Content – Aim of the course
Among the many applications of biotechnology and historically one of the oldest, with the only possible exception being that of agriculture, the genetic manipulation of animals has accompanied human evolution for centuries. The selective breeding of domesticated animals to serve specific needs at each time constitutes a graphic example of the attempt to guide the natural genetic “anarchy” towards a pre-selected direction.
Making use of the possibilities that have emerged from recent discoveries, especially in the fields of molecular biology, we are today in a position to intervene on the content or the function of the genetic material of theoretically every animal. Hence, we are capable to add new desirable characteristics to them and better control the constitution of their products.
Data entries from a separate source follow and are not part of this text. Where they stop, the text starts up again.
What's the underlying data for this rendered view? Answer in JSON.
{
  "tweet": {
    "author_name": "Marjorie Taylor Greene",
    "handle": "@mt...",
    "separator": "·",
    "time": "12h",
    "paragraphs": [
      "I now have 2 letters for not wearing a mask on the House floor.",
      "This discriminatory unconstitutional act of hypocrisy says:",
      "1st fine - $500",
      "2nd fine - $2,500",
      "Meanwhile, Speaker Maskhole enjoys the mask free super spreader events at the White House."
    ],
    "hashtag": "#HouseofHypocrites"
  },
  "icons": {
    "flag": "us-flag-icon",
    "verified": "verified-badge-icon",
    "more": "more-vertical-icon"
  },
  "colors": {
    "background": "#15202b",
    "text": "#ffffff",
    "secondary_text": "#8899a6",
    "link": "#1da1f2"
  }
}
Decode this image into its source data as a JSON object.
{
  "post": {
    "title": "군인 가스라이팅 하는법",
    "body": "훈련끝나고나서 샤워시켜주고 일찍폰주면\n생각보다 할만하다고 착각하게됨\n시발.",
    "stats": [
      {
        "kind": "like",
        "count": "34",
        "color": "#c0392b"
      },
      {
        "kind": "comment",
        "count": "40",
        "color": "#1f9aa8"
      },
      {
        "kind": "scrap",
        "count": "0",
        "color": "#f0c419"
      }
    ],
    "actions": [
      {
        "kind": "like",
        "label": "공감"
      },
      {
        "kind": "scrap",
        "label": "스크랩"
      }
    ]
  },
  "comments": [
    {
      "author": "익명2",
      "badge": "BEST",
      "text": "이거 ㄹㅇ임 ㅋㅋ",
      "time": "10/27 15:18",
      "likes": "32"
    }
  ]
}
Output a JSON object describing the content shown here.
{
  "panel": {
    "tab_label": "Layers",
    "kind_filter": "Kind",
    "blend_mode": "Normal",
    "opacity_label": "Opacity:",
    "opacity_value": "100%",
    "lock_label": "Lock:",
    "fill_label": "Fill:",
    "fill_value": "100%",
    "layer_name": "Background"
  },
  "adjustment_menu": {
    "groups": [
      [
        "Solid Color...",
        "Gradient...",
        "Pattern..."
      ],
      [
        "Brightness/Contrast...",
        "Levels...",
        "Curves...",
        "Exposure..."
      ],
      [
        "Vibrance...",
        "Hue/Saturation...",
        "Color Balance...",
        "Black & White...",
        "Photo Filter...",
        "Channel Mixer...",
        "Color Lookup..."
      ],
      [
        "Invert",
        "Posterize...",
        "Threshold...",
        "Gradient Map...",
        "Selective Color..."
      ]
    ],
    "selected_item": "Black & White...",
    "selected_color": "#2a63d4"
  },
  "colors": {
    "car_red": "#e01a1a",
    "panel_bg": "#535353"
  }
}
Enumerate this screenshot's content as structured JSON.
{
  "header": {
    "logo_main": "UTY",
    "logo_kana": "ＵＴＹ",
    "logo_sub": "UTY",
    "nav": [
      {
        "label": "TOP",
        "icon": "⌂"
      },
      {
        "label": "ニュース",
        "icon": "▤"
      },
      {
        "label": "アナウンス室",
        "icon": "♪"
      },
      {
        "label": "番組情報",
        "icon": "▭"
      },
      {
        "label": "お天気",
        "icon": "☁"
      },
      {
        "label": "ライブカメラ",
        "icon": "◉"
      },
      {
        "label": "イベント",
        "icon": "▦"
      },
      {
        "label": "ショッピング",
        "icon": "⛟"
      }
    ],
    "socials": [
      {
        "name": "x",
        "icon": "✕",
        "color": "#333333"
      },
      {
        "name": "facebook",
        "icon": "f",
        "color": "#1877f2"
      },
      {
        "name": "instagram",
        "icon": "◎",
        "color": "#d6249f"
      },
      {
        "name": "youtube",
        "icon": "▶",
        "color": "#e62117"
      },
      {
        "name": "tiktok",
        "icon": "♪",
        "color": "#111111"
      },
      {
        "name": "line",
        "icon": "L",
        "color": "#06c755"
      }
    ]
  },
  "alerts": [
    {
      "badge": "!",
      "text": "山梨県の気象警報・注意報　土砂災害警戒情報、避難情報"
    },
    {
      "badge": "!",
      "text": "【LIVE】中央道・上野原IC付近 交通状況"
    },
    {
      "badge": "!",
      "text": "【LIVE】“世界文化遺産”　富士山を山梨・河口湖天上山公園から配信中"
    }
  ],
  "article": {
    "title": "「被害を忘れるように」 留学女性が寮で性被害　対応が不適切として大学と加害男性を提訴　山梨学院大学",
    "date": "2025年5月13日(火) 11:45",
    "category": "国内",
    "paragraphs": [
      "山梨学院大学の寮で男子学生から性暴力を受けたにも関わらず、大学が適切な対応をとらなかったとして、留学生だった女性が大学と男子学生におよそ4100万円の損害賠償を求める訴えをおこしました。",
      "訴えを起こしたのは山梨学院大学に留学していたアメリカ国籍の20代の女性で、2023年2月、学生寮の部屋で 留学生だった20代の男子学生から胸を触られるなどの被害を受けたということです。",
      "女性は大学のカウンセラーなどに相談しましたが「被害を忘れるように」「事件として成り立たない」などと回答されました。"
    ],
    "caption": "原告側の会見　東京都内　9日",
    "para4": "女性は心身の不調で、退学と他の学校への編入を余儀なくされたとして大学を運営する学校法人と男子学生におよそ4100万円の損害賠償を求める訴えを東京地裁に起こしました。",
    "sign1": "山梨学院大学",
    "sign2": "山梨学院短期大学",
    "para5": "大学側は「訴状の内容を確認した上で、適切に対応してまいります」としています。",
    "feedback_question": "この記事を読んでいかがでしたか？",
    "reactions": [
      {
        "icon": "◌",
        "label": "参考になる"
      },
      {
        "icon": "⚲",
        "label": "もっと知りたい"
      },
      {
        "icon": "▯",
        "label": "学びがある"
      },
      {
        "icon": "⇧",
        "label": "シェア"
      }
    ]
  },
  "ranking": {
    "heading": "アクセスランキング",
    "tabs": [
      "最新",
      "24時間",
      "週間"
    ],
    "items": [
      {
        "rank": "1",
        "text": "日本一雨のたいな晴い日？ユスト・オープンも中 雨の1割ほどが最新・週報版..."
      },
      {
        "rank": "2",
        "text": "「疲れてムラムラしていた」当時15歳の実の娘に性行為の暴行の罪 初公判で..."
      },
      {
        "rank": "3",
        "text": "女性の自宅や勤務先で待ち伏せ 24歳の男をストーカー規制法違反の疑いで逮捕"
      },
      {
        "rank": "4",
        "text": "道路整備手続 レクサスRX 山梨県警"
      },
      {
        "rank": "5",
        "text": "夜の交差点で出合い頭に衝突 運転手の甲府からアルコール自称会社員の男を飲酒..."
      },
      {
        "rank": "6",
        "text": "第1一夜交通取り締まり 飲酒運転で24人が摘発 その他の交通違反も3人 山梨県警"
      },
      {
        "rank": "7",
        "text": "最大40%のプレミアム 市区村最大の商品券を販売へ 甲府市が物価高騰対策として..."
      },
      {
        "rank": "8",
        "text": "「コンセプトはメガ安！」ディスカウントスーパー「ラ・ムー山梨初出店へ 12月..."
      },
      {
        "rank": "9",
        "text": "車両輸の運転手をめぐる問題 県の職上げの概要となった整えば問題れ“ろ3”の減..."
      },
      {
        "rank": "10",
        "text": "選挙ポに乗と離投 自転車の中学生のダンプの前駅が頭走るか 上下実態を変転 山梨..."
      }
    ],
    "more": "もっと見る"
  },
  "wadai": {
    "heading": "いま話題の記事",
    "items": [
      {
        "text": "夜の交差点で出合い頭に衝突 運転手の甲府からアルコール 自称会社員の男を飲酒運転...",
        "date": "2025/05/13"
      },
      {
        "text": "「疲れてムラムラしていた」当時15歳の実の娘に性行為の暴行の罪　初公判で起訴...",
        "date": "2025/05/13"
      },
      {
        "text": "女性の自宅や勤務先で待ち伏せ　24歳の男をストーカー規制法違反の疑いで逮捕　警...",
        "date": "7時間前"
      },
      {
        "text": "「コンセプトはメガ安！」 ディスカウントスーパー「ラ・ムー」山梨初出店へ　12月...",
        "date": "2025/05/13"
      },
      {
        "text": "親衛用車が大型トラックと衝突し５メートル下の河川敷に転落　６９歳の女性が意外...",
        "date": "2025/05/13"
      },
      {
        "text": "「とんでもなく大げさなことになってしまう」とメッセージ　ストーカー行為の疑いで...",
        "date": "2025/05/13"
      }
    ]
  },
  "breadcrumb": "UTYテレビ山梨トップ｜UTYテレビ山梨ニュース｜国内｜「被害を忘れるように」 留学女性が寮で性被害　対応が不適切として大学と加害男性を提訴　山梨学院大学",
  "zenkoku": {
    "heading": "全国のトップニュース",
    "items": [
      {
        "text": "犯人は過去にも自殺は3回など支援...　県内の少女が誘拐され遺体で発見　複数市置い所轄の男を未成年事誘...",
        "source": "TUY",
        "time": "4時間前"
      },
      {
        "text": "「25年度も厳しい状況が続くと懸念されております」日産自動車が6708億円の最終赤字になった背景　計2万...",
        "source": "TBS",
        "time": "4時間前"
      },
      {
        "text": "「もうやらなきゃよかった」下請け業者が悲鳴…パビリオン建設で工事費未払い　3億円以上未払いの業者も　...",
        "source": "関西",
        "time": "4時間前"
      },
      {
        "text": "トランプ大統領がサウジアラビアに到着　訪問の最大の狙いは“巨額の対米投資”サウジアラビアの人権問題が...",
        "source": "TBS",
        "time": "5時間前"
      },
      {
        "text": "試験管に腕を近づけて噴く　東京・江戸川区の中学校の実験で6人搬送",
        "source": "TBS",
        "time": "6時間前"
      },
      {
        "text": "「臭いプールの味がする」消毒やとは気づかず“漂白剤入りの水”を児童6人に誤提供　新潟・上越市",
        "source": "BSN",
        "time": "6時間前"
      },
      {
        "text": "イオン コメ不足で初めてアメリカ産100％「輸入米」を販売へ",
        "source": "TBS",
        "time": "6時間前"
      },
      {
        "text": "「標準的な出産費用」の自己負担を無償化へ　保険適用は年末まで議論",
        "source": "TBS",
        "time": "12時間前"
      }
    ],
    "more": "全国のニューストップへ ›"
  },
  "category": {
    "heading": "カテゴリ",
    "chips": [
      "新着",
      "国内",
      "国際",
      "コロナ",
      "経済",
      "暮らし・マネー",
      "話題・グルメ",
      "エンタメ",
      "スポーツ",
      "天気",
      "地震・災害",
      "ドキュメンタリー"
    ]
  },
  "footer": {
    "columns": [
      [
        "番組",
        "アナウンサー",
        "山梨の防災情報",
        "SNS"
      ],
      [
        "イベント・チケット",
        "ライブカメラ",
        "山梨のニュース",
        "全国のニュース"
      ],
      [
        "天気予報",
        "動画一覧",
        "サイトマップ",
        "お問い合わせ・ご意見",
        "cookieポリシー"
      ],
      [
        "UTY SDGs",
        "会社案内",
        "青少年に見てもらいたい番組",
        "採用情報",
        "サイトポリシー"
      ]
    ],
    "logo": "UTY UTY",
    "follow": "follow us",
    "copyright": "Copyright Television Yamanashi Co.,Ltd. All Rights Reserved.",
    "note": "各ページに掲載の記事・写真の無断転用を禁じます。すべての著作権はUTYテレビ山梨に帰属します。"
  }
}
In parallel, we have the capacity to influence, on a molecular level, the function of human cells, thus opening a brand new series of applications that we collectively call “molecular medicine”. Finally, more and more applications are aiming at the early diagnosis or even the therapy of hereditary and more generally of genetic diseases, with which the possibility is offered for the first time to mankind.
The aim of the course is the understanding of the functioning of the genome as a whole, of the technology for the culturing of animal cells and embryos and of the ways that are used for their genetic modification. In the first unit of lessons, emphasis is given to the applications of biotechnology in aquacultures and fish farms, in beast farming and in animal production. Mention is made of the production of animal derivatives for commercial exploitation as well as of human derivatives with medical interest that are produced in animals. The second unit of lessons is dedicated to the clinical applications of biotechnology. The “Human Genome Project” is presented, and the basic principles of Bioinformatics are explained. Emphasis is given to new applications such as gene therapy, the isolation of early embryonic cells, the In Vitro production of human tissues, the technology of anti-sense DNA and the production of recombinant vaccines. At the last unit, applications of biotechnology are discussed, in problems that escape from the narrow limits of medicine. Such matters include the identification of individuals in crime investigations or in archaeology and the genetic characterization of populations in ethnology or in zoogeography. Emphasis is given to the bioethical dilemmas which may arise in relation to the management of genetic data, and problems related to the genetic borders between the different animal species, including man.